*** Begin section ***

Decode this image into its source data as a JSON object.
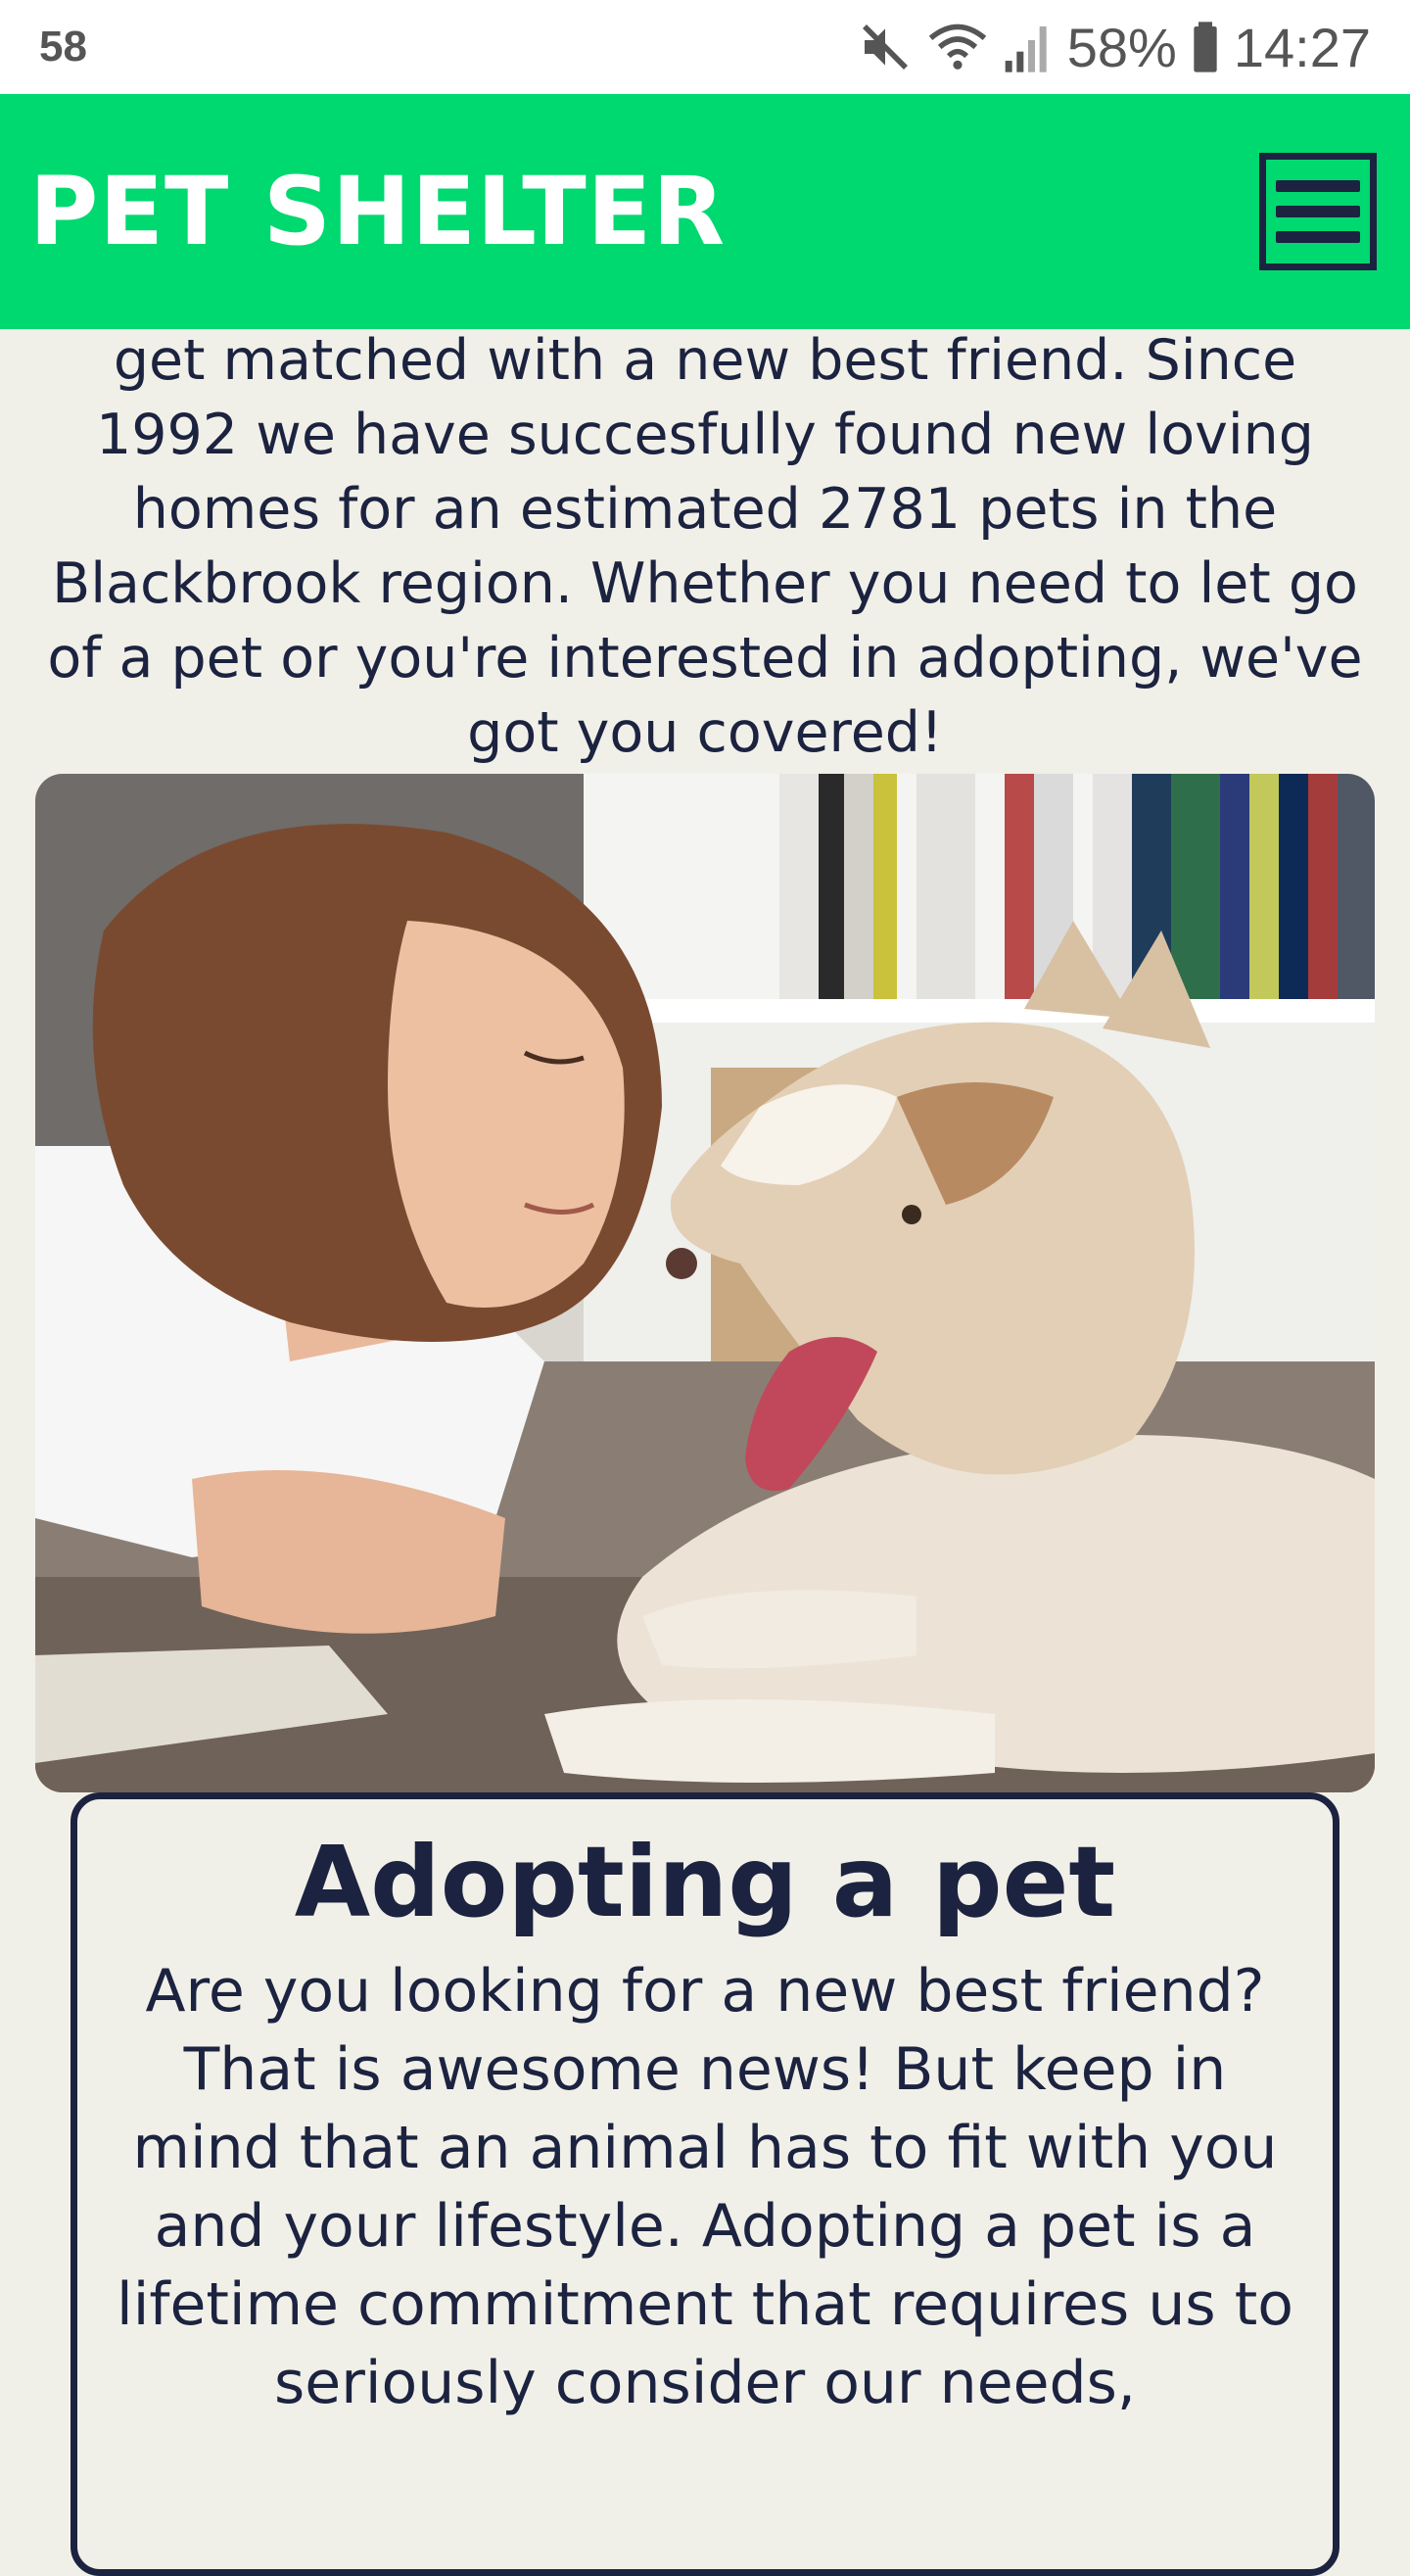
{
  "status_bar": {
    "notification_count": "58",
    "battery_percent": "58%",
    "time": "14:27"
  },
  "header": {
    "brand": "PET SHELTER",
    "menu_icon": "hamburger-menu-icon",
    "colors": {
      "background": "#00d870",
      "brand_text": "#ffffff",
      "menu": "#1c2340"
    }
  },
  "intro": {
    "text": "get matched with a new best friend. Since 1992 we have succesfully found new loving homes for an estimated 2781 pets in the Blackbrook region. Whether you need to let go of a pet or you're interested in adopting, we've got you covered!"
  },
  "adopt_section": {
    "title": "Adopting a pet",
    "text": "Are you looking for a new best friend? That is awesome news! But keep in mind that an animal has to fit with you and your lifestyle. Adopting a pet is a lifetime commitment that requires us to seriously consider our needs,"
  },
  "theme": {
    "page_background": "#f1f0e8",
    "text_color": "#1c2340"
  }
}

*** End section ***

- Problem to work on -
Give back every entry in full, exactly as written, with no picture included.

- Written response -
Decode this image into its source data as a JSON object.
{
  "status_bar": {
    "notification_count": "58",
    "battery_percent": "58%",
    "time": "14:27"
  },
  "header": {
    "brand": "PET SHELTER",
    "menu_icon": "hamburger-menu-icon",
    "colors": {
      "background": "#00d870",
      "brand_text": "#ffffff",
      "menu": "#1c2340"
    }
  },
  "intro": {
    "text": "get matched with a new best friend. Since 1992 we have succesfully found new loving homes for an estimated 2781 pets in the Blackbrook region. Whether you need to let go of a pet or you're interested in adopting, we've got you covered!"
  },
  "adopt_section": {
    "title": "Adopting a pet",
    "text": "Are you looking for a new best friend? That is awesome news! But keep in mind that an animal has to fit with you and your lifestyle. Adopting a pet is a lifetime commitment that requires us to seriously consider our needs,"
  },
  "theme": {
    "page_background": "#f1f0e8",
    "text_color": "#1c2340"
  }
}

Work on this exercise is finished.